**AIM OF THE EXERCISE**
Copy each line below in which the string "Chào" appears.

**Data records**
+++

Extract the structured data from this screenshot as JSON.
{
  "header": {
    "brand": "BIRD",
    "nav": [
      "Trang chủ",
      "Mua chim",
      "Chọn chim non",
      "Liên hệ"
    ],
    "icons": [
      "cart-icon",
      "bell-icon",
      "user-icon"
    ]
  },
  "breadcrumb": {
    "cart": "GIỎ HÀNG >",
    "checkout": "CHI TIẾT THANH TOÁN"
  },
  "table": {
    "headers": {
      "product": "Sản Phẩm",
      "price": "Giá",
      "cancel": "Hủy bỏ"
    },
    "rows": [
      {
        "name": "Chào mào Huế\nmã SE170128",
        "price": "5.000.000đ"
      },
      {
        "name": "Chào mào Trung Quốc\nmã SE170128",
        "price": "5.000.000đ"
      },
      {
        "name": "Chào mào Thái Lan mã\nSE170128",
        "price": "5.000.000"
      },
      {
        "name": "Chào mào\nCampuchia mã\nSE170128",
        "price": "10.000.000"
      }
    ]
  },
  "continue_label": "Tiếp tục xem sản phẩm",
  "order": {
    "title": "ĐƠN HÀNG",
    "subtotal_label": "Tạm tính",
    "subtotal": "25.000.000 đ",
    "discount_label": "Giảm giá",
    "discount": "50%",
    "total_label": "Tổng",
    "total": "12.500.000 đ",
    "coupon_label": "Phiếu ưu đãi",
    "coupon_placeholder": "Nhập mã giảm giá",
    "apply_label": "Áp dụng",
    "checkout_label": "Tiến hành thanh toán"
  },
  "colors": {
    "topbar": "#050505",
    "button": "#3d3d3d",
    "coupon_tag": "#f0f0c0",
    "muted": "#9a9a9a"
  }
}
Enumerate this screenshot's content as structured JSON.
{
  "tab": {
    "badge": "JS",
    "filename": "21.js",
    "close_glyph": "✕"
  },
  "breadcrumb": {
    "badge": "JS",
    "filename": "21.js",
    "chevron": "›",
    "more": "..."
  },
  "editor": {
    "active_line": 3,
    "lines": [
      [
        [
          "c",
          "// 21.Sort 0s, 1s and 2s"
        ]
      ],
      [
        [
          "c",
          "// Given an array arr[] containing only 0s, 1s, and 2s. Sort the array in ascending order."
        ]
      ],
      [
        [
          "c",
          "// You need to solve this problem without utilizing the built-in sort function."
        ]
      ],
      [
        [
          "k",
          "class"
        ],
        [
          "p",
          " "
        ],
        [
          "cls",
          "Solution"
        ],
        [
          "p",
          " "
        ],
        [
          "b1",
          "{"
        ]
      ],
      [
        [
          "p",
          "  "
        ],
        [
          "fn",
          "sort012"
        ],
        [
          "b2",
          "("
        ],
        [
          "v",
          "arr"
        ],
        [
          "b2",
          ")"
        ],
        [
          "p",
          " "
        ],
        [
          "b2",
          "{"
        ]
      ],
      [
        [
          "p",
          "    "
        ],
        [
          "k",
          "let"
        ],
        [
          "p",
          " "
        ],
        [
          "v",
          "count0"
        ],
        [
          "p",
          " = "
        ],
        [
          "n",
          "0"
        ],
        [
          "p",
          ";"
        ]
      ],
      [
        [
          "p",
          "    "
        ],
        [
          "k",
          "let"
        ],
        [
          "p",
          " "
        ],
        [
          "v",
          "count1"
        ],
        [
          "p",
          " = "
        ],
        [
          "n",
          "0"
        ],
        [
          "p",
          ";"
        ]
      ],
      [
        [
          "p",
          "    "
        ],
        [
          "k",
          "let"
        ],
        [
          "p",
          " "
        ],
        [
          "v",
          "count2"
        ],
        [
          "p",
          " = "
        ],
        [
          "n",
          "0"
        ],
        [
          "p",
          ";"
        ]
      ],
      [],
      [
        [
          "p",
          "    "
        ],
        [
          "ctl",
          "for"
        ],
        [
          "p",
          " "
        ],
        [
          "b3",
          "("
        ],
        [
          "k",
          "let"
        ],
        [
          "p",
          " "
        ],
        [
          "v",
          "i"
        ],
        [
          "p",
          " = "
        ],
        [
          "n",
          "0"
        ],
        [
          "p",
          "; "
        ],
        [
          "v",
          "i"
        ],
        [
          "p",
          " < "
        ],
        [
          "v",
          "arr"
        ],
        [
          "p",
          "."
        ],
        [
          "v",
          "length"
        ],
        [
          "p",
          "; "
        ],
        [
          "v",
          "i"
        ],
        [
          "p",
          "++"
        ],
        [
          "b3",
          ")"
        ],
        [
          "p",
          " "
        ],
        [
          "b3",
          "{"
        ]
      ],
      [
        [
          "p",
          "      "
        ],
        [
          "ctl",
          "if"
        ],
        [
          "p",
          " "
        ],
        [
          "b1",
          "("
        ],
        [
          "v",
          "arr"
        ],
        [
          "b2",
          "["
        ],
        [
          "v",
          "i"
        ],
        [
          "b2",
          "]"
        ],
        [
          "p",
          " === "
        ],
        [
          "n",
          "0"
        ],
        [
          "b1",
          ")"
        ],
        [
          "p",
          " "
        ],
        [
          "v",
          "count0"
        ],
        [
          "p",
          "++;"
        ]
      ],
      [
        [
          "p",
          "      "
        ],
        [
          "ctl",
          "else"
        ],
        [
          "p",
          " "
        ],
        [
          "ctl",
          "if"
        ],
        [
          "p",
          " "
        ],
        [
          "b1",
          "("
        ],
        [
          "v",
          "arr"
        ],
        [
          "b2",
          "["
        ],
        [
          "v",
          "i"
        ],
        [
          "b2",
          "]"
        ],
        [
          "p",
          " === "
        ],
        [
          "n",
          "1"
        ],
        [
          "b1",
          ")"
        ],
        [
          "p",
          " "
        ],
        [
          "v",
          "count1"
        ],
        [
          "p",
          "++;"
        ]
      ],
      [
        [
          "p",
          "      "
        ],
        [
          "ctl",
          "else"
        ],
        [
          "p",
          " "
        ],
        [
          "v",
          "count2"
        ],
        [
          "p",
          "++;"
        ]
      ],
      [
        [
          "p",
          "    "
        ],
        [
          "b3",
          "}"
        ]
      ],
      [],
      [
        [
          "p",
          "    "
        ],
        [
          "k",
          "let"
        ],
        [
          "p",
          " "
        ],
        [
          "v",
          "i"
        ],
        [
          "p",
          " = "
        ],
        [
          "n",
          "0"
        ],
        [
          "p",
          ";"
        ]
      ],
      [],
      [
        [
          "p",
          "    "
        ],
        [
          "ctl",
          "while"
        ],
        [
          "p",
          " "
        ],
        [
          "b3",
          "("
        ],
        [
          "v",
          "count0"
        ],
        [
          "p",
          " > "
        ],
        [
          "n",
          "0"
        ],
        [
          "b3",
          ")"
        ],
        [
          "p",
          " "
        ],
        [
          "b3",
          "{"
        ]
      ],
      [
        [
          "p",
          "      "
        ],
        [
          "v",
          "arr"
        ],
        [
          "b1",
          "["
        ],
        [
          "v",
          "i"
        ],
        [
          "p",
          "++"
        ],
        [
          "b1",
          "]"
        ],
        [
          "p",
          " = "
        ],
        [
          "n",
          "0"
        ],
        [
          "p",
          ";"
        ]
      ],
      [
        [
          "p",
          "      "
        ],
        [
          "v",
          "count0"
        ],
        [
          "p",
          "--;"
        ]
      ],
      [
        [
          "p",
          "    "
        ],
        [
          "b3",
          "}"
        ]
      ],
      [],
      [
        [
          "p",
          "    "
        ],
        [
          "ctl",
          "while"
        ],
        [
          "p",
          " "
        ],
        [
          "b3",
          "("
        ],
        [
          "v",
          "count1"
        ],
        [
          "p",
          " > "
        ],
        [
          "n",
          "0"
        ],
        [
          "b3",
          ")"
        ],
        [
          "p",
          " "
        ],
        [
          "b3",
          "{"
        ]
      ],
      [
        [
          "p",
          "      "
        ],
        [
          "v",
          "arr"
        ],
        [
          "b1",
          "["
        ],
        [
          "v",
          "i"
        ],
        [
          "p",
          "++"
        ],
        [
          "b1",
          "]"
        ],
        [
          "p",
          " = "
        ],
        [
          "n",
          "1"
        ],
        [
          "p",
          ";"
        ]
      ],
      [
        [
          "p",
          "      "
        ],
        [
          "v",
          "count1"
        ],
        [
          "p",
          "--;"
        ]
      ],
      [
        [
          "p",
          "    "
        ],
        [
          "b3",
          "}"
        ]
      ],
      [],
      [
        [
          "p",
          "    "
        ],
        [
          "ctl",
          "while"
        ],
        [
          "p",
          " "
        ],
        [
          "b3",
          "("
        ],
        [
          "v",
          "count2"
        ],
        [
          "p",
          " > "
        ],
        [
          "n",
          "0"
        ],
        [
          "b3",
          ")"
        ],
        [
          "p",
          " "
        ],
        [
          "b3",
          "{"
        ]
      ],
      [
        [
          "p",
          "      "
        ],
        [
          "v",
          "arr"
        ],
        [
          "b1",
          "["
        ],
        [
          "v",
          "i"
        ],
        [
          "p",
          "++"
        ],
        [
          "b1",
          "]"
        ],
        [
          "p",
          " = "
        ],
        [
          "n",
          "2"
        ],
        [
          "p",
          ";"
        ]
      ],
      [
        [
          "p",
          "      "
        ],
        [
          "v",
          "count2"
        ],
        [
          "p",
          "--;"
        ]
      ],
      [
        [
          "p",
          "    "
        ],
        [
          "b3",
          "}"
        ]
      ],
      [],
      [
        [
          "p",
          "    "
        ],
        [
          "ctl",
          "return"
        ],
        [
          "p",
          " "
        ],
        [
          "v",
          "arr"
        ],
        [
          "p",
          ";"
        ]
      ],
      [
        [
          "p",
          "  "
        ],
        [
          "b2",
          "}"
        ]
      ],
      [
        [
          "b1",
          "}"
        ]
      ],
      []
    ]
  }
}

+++

**SOLUTION TO THIS EXERCISE**
        "name": "Chào mào Huế\nmã SE170128",
        "name": "Chào mào Trung Quốc\nmã SE170128",
        "name": "Chào mào Thái Lan mã\nSE170128",
        "name": "Chào mào\nCampuchia mã\nSE170128",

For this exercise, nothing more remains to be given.